▶ YOUR OBJECTIVE: Return each line of the data below verbatim; pictures are to be left out.

Records from a dataset
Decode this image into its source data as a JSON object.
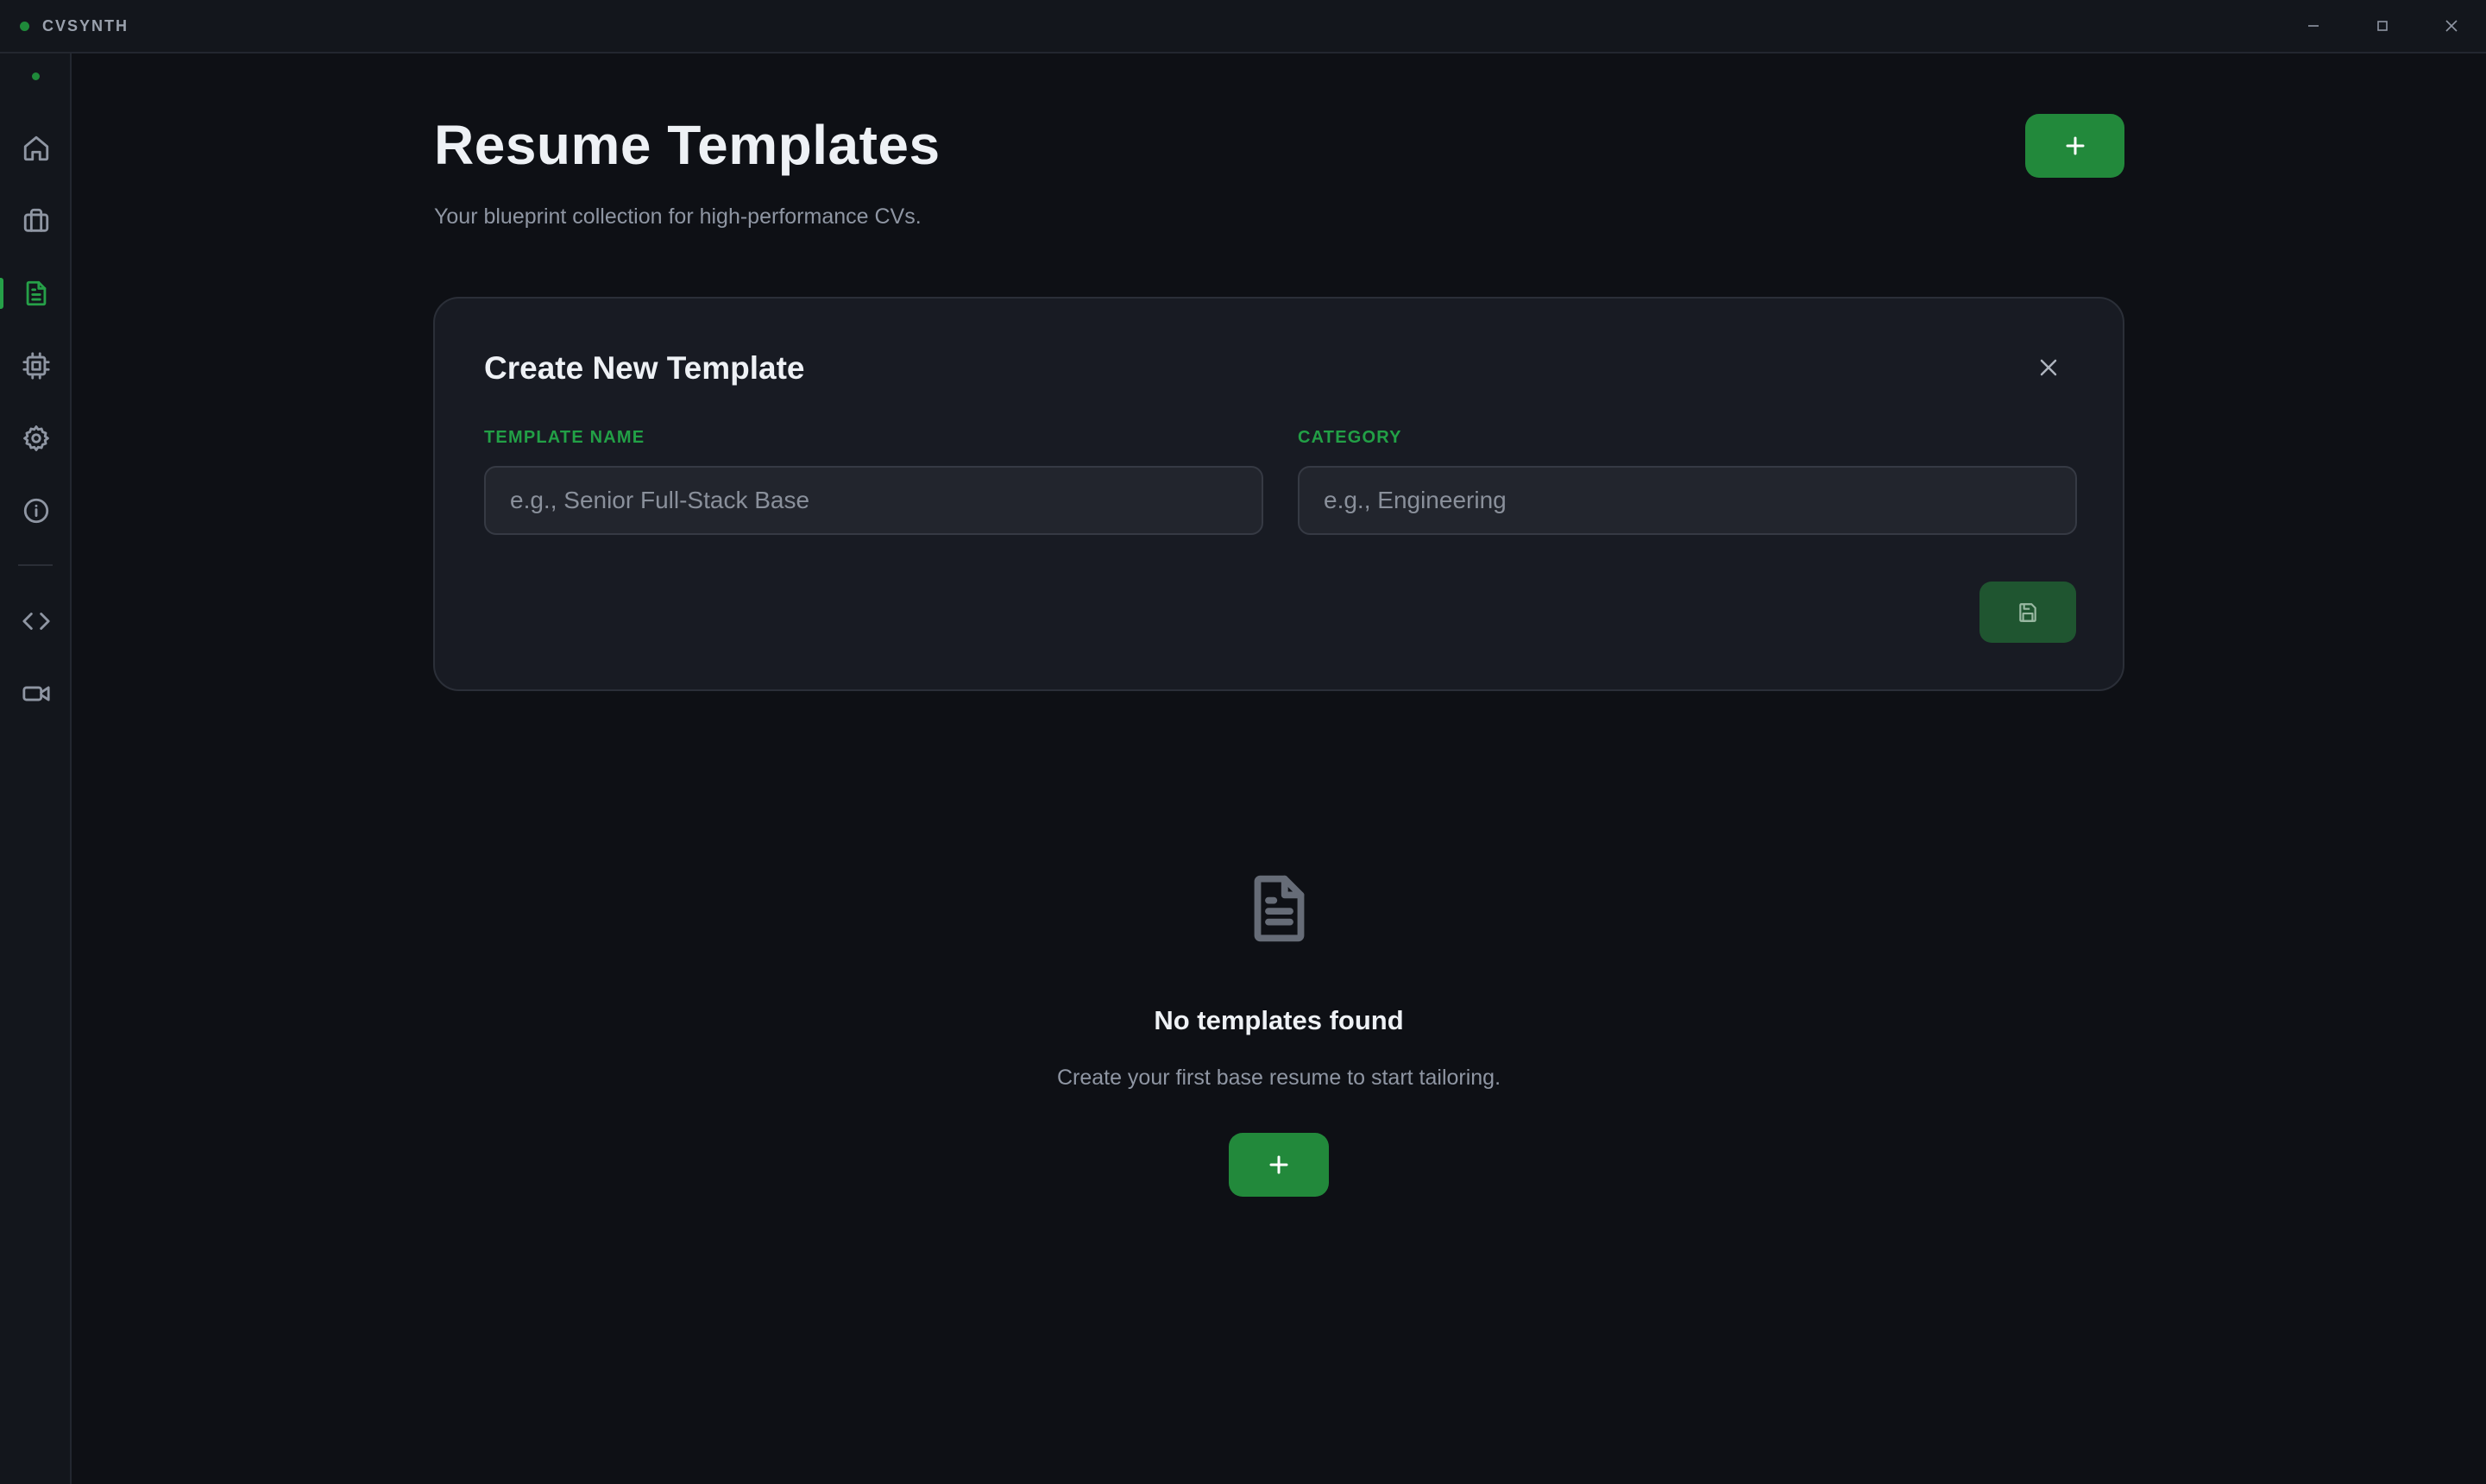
{
  "app": {
    "name": "CVSYNTH"
  },
  "window_controls": [
    "minimize-icon",
    "maximize-icon",
    "close-icon"
  ],
  "sidebar": {
    "items": [
      {
        "id": "home",
        "icon": "home-icon",
        "active": false
      },
      {
        "id": "jobs",
        "icon": "briefcase-icon",
        "active": false
      },
      {
        "id": "templates",
        "icon": "document-icon",
        "active": true
      },
      {
        "id": "models",
        "icon": "cpu-icon",
        "active": false
      },
      {
        "id": "settings",
        "icon": "gear-icon",
        "active": false
      },
      {
        "id": "about",
        "icon": "info-icon",
        "active": false
      },
      {
        "id": "developer",
        "icon": "code-icon",
        "active": false
      },
      {
        "id": "video",
        "icon": "video-icon",
        "active": false
      }
    ]
  },
  "header": {
    "title": "Resume Templates",
    "subtitle": "Your blueprint collection for high-performance CVs.",
    "add_button_icon": "plus-icon"
  },
  "create_form": {
    "title": "Create New Template",
    "close_icon": "close-icon",
    "name_label": "TEMPLATE NAME",
    "name_value": "",
    "name_placeholder": "e.g., Senior Full-Stack Base",
    "category_label": "CATEGORY",
    "category_value": "",
    "category_placeholder": "e.g., Engineering",
    "save_icon": "save-icon"
  },
  "empty_state": {
    "icon": "document-icon",
    "title": "No templates found",
    "description": "Create your first base resume to start tailoring.",
    "button_icon": "plus-icon"
  },
  "colors": {
    "accent": "#22893b",
    "accent_text": "#22a046",
    "background": "#0e1015",
    "card": "#181b23",
    "sidebar": "#13161c"
  }
}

▶ SOLVED EXERCISE:
Decode this image into its source data as a JSON object.
{
  "app": {
    "name": "CVSYNTH"
  },
  "window_controls": [
    "minimize-icon",
    "maximize-icon",
    "close-icon"
  ],
  "sidebar": {
    "items": [
      {
        "id": "home",
        "icon": "home-icon",
        "active": false
      },
      {
        "id": "jobs",
        "icon": "briefcase-icon",
        "active": false
      },
      {
        "id": "templates",
        "icon": "document-icon",
        "active": true
      },
      {
        "id": "models",
        "icon": "cpu-icon",
        "active": false
      },
      {
        "id": "settings",
        "icon": "gear-icon",
        "active": false
      },
      {
        "id": "about",
        "icon": "info-icon",
        "active": false
      },
      {
        "id": "developer",
        "icon": "code-icon",
        "active": false
      },
      {
        "id": "video",
        "icon": "video-icon",
        "active": false
      }
    ]
  },
  "header": {
    "title": "Resume Templates",
    "subtitle": "Your blueprint collection for high-performance CVs.",
    "add_button_icon": "plus-icon"
  },
  "create_form": {
    "title": "Create New Template",
    "close_icon": "close-icon",
    "name_label": "TEMPLATE NAME",
    "name_value": "",
    "name_placeholder": "e.g., Senior Full-Stack Base",
    "category_label": "CATEGORY",
    "category_value": "",
    "category_placeholder": "e.g., Engineering",
    "save_icon": "save-icon"
  },
  "empty_state": {
    "icon": "document-icon",
    "title": "No templates found",
    "description": "Create your first base resume to start tailoring.",
    "button_icon": "plus-icon"
  },
  "colors": {
    "accent": "#22893b",
    "accent_text": "#22a046",
    "background": "#0e1015",
    "card": "#181b23",
    "sidebar": "#13161c"
  }
}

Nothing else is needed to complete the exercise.